A model of agriculture that focuses on the production of animal proteins from cell cultures. The field uses tools from scientific fields of biotechnology, genetics, molecular and synthetic biology to create products such as meat and leather that would traditionally be produced by animals.
A discipline that focuses on the creation, restoration, maintenance or improvement of biological tissues through the combination of biomedical and engineering sciences.
The programming of microorganisms like bacteria or yeast to produce specific, complex biological molecules such as enzymes or proteins.
What is Cellular Agriculture?
Cellular agriculture refers to a set of technologies that are used to produce animal products without raising the animal from birth to maturity. Although cellular agriculture is a very new industry, many of the technologies in this industry have been around for decades. For example, bioengineered microorganisms have been used to produce insulin for diabetics and in commercial cheese production since the 1980’s.
There are two distinct technologies mainly used in cellular agriculture: 1) tissue engineering methods which are used to make products such as meat and leather. In this method, a sample of cells is drawn from a living animal and placed in a nutrient medium which provides the ingredients needed for the cells to grow. The sample is then placed in a special environment that promotes tissue scaffolding and controls the direction and pattern of the cells’ growth leading to the desired tissue product for harvesting. 2) Precision fermentation, where genetically altered microorganisms such as bacteria and yeast are used as tiny factories and are engineered to produce a desired product (New Harvest, n.d.). This process occurs in a controlled system, using specific nutrients, temperatures, and other desired conditions to support the growth and multiplication of the cells. For example, cellular-derived milks can be made in a similar manner to beer production (New Harvest, n.d.).
Challenges Associated with the Existing Animal Protein Industry

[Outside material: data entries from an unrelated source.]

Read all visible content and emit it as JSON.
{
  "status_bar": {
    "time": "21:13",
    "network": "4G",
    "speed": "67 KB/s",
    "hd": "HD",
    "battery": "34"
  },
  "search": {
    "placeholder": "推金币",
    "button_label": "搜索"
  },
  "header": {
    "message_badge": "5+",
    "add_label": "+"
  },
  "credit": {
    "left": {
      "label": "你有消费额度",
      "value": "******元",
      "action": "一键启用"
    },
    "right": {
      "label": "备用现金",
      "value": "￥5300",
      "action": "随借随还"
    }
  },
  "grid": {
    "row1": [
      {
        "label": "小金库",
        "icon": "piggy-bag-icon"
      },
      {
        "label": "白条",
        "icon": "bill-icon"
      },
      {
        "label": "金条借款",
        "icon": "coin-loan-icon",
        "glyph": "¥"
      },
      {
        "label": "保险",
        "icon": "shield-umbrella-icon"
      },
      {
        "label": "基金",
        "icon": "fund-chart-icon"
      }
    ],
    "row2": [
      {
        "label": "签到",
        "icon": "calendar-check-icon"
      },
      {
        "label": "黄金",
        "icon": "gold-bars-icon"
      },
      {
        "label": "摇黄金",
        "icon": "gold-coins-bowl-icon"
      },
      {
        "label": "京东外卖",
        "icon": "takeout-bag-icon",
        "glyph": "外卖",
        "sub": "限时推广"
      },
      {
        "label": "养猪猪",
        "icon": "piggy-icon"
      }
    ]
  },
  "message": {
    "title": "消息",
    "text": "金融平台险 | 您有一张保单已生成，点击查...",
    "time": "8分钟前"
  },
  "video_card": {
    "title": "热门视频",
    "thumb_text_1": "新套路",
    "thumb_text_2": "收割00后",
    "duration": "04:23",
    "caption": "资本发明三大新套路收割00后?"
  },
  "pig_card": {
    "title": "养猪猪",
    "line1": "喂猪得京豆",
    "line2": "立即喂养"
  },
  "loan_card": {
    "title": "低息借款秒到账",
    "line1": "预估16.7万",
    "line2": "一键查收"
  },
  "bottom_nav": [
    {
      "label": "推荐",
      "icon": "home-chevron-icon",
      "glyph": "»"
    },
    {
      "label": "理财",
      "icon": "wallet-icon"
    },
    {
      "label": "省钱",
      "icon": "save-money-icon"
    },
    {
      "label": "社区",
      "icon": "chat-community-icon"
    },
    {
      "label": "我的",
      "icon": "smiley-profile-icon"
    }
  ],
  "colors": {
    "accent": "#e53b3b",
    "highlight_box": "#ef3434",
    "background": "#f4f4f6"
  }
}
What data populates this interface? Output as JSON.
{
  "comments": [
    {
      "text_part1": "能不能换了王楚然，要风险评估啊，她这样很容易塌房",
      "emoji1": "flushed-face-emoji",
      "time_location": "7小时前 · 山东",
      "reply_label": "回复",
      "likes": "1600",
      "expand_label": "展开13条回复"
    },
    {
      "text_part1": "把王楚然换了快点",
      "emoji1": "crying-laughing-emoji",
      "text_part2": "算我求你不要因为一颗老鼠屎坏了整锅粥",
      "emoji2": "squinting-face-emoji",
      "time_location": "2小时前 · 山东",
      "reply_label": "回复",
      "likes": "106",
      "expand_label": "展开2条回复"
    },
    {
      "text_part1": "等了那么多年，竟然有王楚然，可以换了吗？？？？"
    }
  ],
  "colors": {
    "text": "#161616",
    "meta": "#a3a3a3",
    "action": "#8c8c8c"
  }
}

Current issues in the Canadian animal protein industry have opened the door for greater public interest in alternative protein sources including cellular agriculture. Livestock production in Canada has historically been associated with challenges including narrow profit margins, labour issues, government policies, and currently fewer small farms being passed down to younger generations (Qualman & NFU, 2019). It is anticipated that by 2050, less than 1% of Canadians will be working on farms, and that the total number of farms and young farmers will decrease by 50%. Despite this predicted decrease in farming, the global population is projected to reach 9 billion by the same year (Qualman & NFU, 2019).
There are also sustainability issues associated with the existing livestock industry including resource inefficiency, environmental pollution, as well as ethical and public health concerns. The livestock industry uses significant amounts of natural resources such as energy, water, and arable land, and accounts for more than half of the total greenhouse gas (GHG) emissions from Canadian agriculture (Fouli et al., 2021).
Furthermore, conventional livestock agriculture is linked to public health, food safety concerns resulting from consumption of certain animal products, increased risk of disease outbreaks from animals to humans, and excess use of antibiotics in animal farms. Finally, there are ethical questions surrounding livestock agriculture where millions of animals in Canada and billions worldwide are slaughtered for consumption annually. The issues outlined above have fostered the exploration of alternative methods of animal protein production to improve the resilience, sustainability, and safety of current production systems.
Way Forward: Addressing Current Barriers for Cellular Agriculture’s Success
Cellular agriculture faces significant challenges that must be addressed to be successful as an affordable, sustainable, and safe food supply. The first major barrier impacting the industry is the substantial capital and product costs. Production processes in cellular agriculture require advanced facilities, technologies, and skilled human resources which affect the price point of products. This is in addition to the high cost of some raw materials used to make foods in the industry. For example, ingredients such as the nutrient medium for cell culture can account for approximately 55-95% of the total cost of production of some cellular agriculture foods (Specht, 2020). The costs of cellular agriculture products must come down to the level of conventional products or below to be accessible to the public.
Secondly, significant research is required to; 1) replicate product qualities that are attractive to consumers, and 2) understand the environmental impact of production. Cellular agriculture products still face the challenge of replicating attractive qualities of conventional products, for example the taste and texture of steak. Research and development efforts are still required before many cellular agriculture products can reach the commercial phase. Furthermore, questions regarding energy requirements and industrial waste in cellular agriculture must be studied. The cellular agriculture industry should invest in using environmentally friendly technologies and renewable energy resources before scaling up to be considered as an improved and sustainable food system (Odegard et al., 2021).
The third barrier surrounding cellular agriculture is regulations. Clear guidelines, labelling requirements, and other important regulations for cellular agriculture products have yet to be developed (Ontario Genomics, 2021). In addition to being safe, these regulations should ensure that the nutritional composition should be similar to the animal-derived counterparts in order to ensure that the health of Canadians is prioritized.